* Record excerpts:

◇ ◇ ◇ ◇

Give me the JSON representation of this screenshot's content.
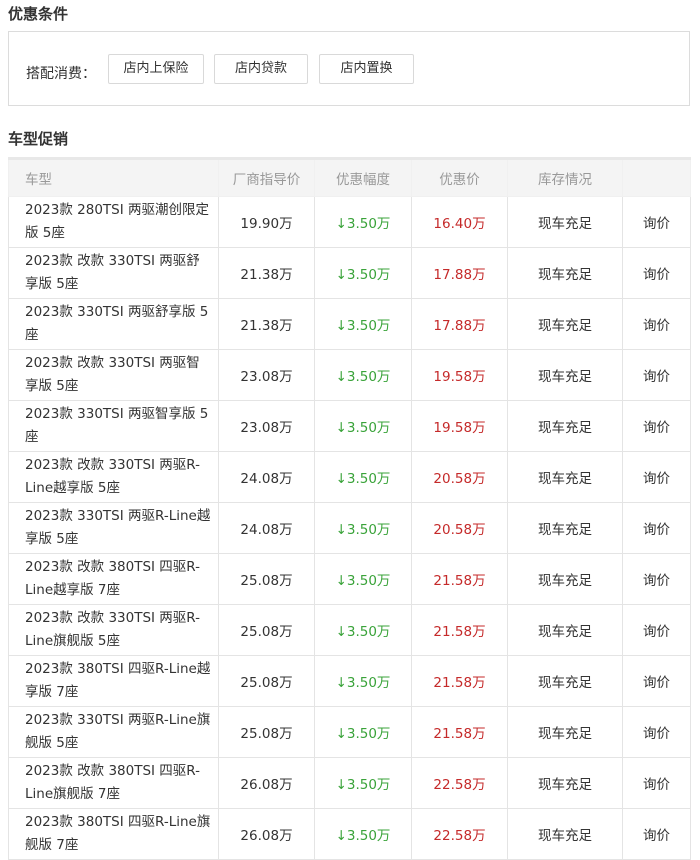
{
  "conditions": {
    "title": "优惠条件",
    "label": "搭配消费：",
    "buttons": [
      "店内上保险",
      "店内贷款",
      "店内置换"
    ]
  },
  "promotion": {
    "title": "车型促销",
    "headers": [
      "车型",
      "厂商指导价",
      "优惠幅度",
      "优惠价",
      "库存情况",
      ""
    ],
    "rows": [
      {
        "model": "2023款 280TSI 两驱潮创限定版 5座",
        "msrp": "19.90万",
        "discount": "↓3.50万",
        "price": "16.40万",
        "stock": "现车充足",
        "action": "询价"
      },
      {
        "model": "2023款 改款 330TSI 两驱舒享版 5座",
        "msrp": "21.38万",
        "discount": "↓3.50万",
        "price": "17.88万",
        "stock": "现车充足",
        "action": "询价"
      },
      {
        "model": "2023款 330TSI 两驱舒享版 5座",
        "msrp": "21.38万",
        "discount": "↓3.50万",
        "price": "17.88万",
        "stock": "现车充足",
        "action": "询价"
      },
      {
        "model": "2023款 改款 330TSI 两驱智享版 5座",
        "msrp": "23.08万",
        "discount": "↓3.50万",
        "price": "19.58万",
        "stock": "现车充足",
        "action": "询价"
      },
      {
        "model": "2023款 330TSI 两驱智享版 5座",
        "msrp": "23.08万",
        "discount": "↓3.50万",
        "price": "19.58万",
        "stock": "现车充足",
        "action": "询价"
      },
      {
        "model": "2023款 改款 330TSI 两驱R-Line越享版 5座",
        "msrp": "24.08万",
        "discount": "↓3.50万",
        "price": "20.58万",
        "stock": "现车充足",
        "action": "询价"
      },
      {
        "model": "2023款 330TSI 两驱R-Line越享版 5座",
        "msrp": "24.08万",
        "discount": "↓3.50万",
        "price": "20.58万",
        "stock": "现车充足",
        "action": "询价"
      },
      {
        "model": "2023款 改款 380TSI 四驱R-Line越享版 7座",
        "msrp": "25.08万",
        "discount": "↓3.50万",
        "price": "21.58万",
        "stock": "现车充足",
        "action": "询价"
      },
      {
        "model": "2023款 改款 330TSI 两驱R-Line旗舰版 5座",
        "msrp": "25.08万",
        "discount": "↓3.50万",
        "price": "21.58万",
        "stock": "现车充足",
        "action": "询价"
      },
      {
        "model": "2023款 380TSI 四驱R-Line越享版 7座",
        "msrp": "25.08万",
        "discount": "↓3.50万",
        "price": "21.58万",
        "stock": "现车充足",
        "action": "询价"
      },
      {
        "model": "2023款 330TSI 两驱R-Line旗舰版 5座",
        "msrp": "25.08万",
        "discount": "↓3.50万",
        "price": "21.58万",
        "stock": "现车充足",
        "action": "询价"
      },
      {
        "model": "2023款 改款 380TSI 四驱R-Line旗舰版 7座",
        "msrp": "26.08万",
        "discount": "↓3.50万",
        "price": "22.58万",
        "stock": "现车充足",
        "action": "询价"
      },
      {
        "model": "2023款 380TSI 四驱R-Line旗舰版 7座",
        "msrp": "26.08万",
        "discount": "↓3.50万",
        "price": "22.58万",
        "stock": "现车充足",
        "action": "询价"
      }
    ]
  },
  "colors": {
    "discount": "#3aa33a",
    "price": "#c52a2a",
    "header_bg": "#f4f4f4",
    "border": "#e4e4e4"
  }
}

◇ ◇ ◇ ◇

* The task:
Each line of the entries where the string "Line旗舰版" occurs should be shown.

* Solution to the problem:
        "model": "2023款 改款 330TSI 两驱R-Line旗舰版 5座",
        "model": "2023款 330TSI 两驱R-Line旗舰版 5座",
        "model": "2023款 改款 380TSI 四驱R-Line旗舰版 7座",
        "model": "2023款 380TSI 四驱R-Line旗舰版 7座",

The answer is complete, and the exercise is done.